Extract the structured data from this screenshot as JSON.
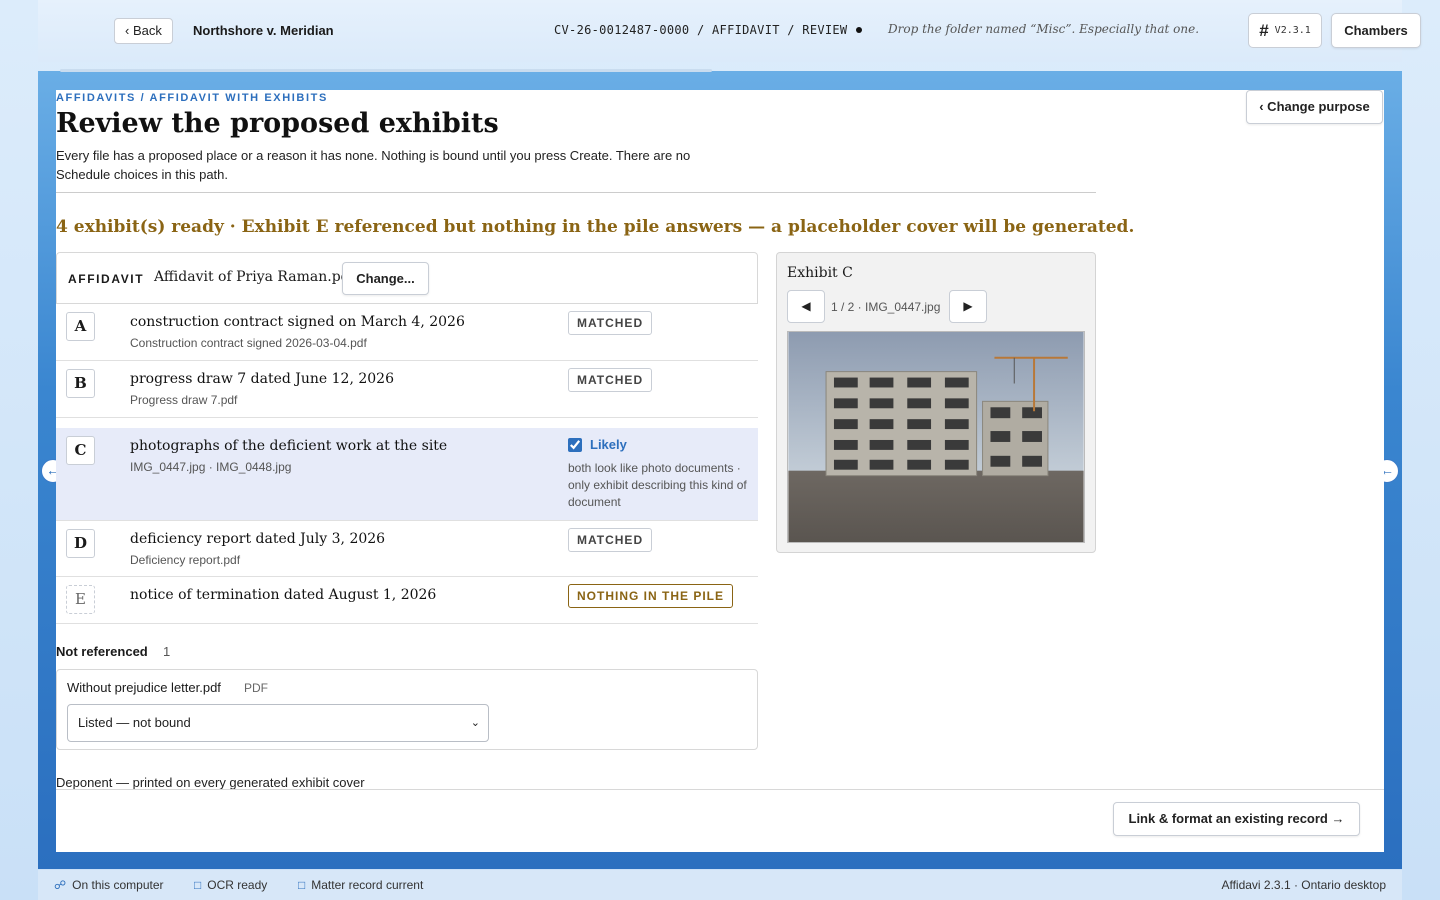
{
  "header": {
    "back_label": "‹ Back",
    "matter_title": "Northshore v. Meridian",
    "breadcrumb": "CV-26-0012487-0000 / AFFIDAVIT / REVIEW",
    "tip": "Drop the folder named “Misc”. Especially that one.",
    "version": "V2.3.1",
    "chambers_label": "Chambers"
  },
  "page": {
    "eyebrow": "AFFIDAVITS / AFFIDAVIT WITH EXHIBITS",
    "title": "Review the proposed exhibits",
    "intro": "Every file has a proposed place or a reason it has none. Nothing is bound until you press Create. There are no Schedule choices in this path.",
    "change_purpose_label": "‹ Change purpose",
    "status_message": "4 exhibit(s) ready · Exhibit E referenced but nothing in the pile answers — a placeholder cover will be generated."
  },
  "affidavit": {
    "label": "AFFIDAVIT",
    "file": "Affidavit of Priya Raman.pdf",
    "change_label": "Change..."
  },
  "exhibits": [
    {
      "letter": "A",
      "description": "construction contract signed on March 4, 2026",
      "file": "Construction contract signed 2026-03-04.pdf",
      "badge": "MATCHED"
    },
    {
      "letter": "B",
      "description": "progress draw 7 dated June 12, 2026",
      "file": "Progress draw 7.pdf",
      "badge": "MATCHED"
    },
    {
      "letter": "C",
      "description": "photographs of the deficient work at the site",
      "file": "IMG_0447.jpg · IMG_0448.jpg",
      "likely_label": "Likely",
      "reason": "both look like photo documents · only exhibit describing this kind of document"
    },
    {
      "letter": "D",
      "description": "deficiency report dated July 3, 2026",
      "file": "Deficiency report.pdf",
      "badge": "MATCHED"
    },
    {
      "letter": "E",
      "description": "notice of termination dated August 1, 2026",
      "badge": "NOTHING IN THE PILE"
    }
  ],
  "not_referenced": {
    "heading": "Not referenced",
    "count": "1",
    "file": "Without prejudice letter.pdf",
    "type": "PDF",
    "selected_option": "Listed — not bound"
  },
  "deponent_label": "Deponent — printed on every generated exhibit cover",
  "preview": {
    "title": "Exhibit C",
    "prev_label": "◀",
    "next_label": "▶",
    "counter": "1 / 2 · IMG_0447.jpg"
  },
  "footer": {
    "link_label": "Link & format an existing record →"
  },
  "statusbar": {
    "items": [
      "On this computer",
      "OCR ready",
      "Matter record current"
    ],
    "app_info": "Affidavi 2.3.1 · Ontario desktop"
  },
  "colors": {
    "accent": "#2d6fbd",
    "warning": "#8a6414",
    "selected_row": "#e7ebf9"
  }
}
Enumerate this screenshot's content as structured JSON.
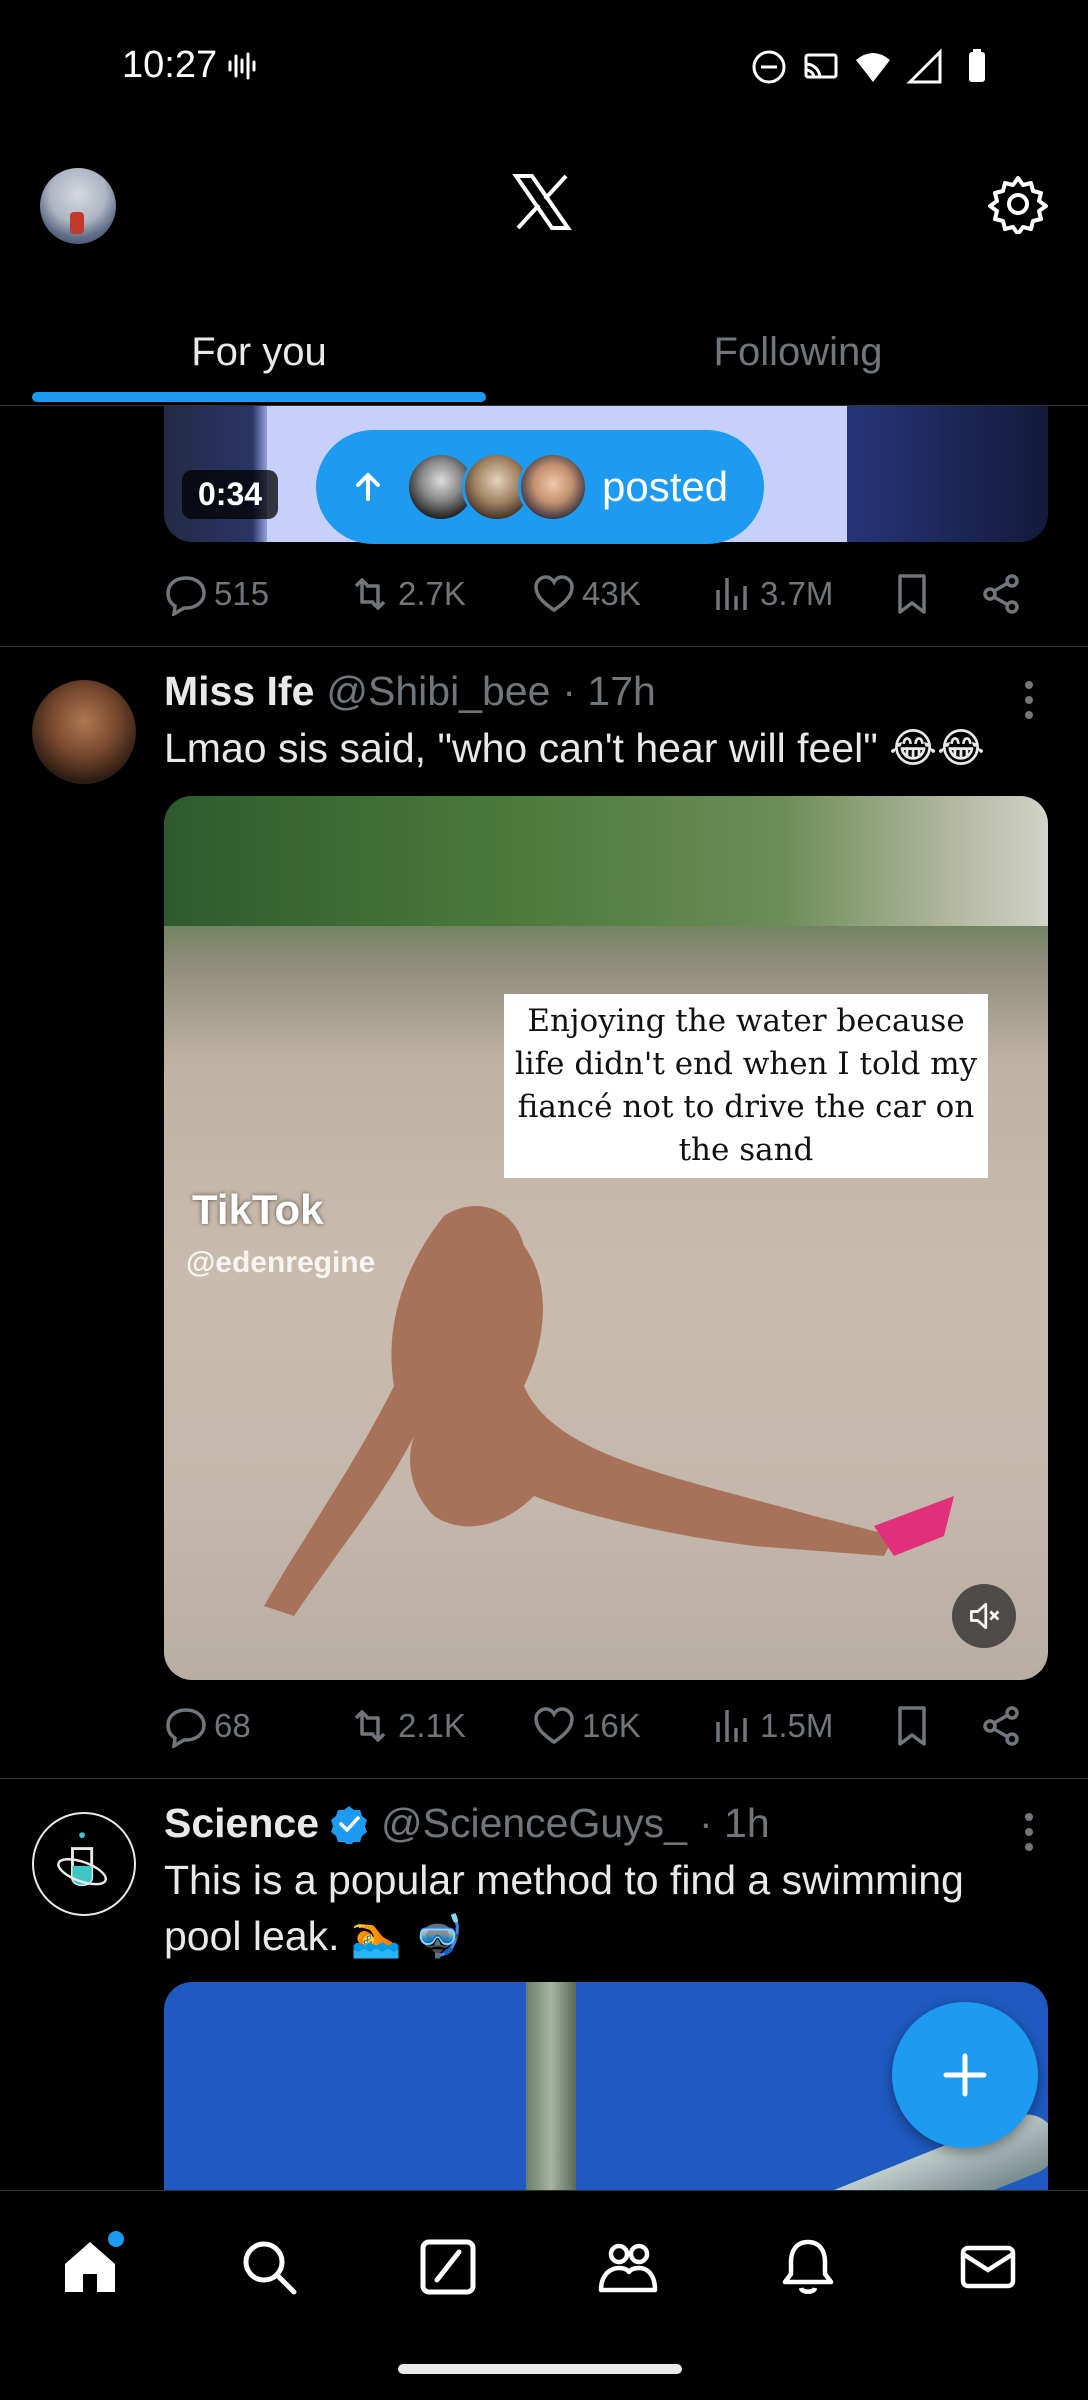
{
  "status_bar": {
    "time": "10:27"
  },
  "tabs": {
    "for_you": "For you",
    "following": "Following"
  },
  "pill": {
    "label": "posted"
  },
  "video_card": {
    "duration": "0:34"
  },
  "tweet1_actions": {
    "replies": "515",
    "reposts": "2.7K",
    "likes": "43K",
    "views": "3.7M"
  },
  "tweet2": {
    "name": "Miss Ife",
    "handle": "@Shibi_bee",
    "time": "· 17h",
    "text": "Lmao sis said, \"who can't hear will feel\" 😂😂",
    "media_caption": "Enjoying  the water because life didn't end when I told my fiancé not to drive the car on the sand",
    "watermark": "TikTok",
    "watermark_handle": "@edenregine",
    "replies": "68",
    "reposts": "2.1K",
    "likes": "16K",
    "views": "1.5M"
  },
  "tweet3": {
    "name": "Science",
    "handle": "@ScienceGuys_",
    "time": "· 1h",
    "text": "This is a popular method to find a swimming pool leak. 🏊 🤿"
  },
  "colors": {
    "accent": "#1d9bf0",
    "muted": "#71767b",
    "text": "#e7e9ea",
    "divider": "#2f3336"
  },
  "icons": [
    "x-logo-icon",
    "gear-icon",
    "reply-icon",
    "repost-icon",
    "like-icon",
    "views-icon",
    "bookmark-icon",
    "share-icon",
    "home-icon",
    "search-icon",
    "grok-icon",
    "communities-icon",
    "notifications-icon",
    "messages-icon",
    "compose-plus-icon",
    "mute-icon"
  ]
}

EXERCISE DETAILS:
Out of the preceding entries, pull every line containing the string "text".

YOUR RESPONSE:
    "text": "Lmao sis said, \"who can't hear will feel\" 😂😂",
    "text": "This is a popular method to find a swimming pool leak. 🏊 🤿"
    "text": "#e7e9ea",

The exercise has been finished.